But the showstopper—at $19.99, no less—is a wine that can and should be drunk right now. (In two to five years, though, go with the Santa Cristina). The Allegrini Pallazo della Torre (2003), a blend of corvina, rondinella, and sangiovese, has ripe, juicy blackberry and black plum fruit with oak and wet soil notes and an almost primally dark finish. The flavor arc may not be as seamless as a top southern Rhone or even a good Australian Shiraz, but it’s more than complex and interesting enough to be worth a try.


Tried two, and the only one really worth talking about is the Victor’s MemoriAle Altbier from Two Brothers Brewing in Illinois. It has a mellow, deep flavor of rich, toasty, slightly smoky malt, without being overly sweet, as is the case with many American craft beers. It also has enough hoppiness to create a clean finish that isn’t too floral or bitter (though, being American brewers, they do push both the malt and the hops right up to the edge). All in all, a beer of admirable restraint in an American craft beer market flooded with sugary malt and unrestrained hops. If you’re sick of gigantic barleywines and medicinally herbal hop-teas, check out this altbier.


Friday, July 06, 2007

One Question and Two Statements

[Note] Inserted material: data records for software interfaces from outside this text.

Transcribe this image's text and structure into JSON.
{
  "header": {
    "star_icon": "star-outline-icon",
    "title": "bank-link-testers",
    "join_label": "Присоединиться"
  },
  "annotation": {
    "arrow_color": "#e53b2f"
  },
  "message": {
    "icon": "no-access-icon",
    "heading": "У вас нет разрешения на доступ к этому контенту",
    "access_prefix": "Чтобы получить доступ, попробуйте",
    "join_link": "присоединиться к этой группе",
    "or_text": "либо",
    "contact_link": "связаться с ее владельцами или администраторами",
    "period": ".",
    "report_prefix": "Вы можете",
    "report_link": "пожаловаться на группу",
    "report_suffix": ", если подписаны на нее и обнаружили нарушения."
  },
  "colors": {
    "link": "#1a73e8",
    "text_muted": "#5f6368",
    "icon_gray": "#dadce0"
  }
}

What's up with every third person on the Food Network making the "too bad they don't have 'smell-o-vision'" joke? If you say it do you get to hang out in the executive box at an Emeril Live taping or something?

I recently tried my second wine ever from the Ribera del Duero region in Spain. It was the second one I loved.

I just finished an article. It will be in the mail tomorrow.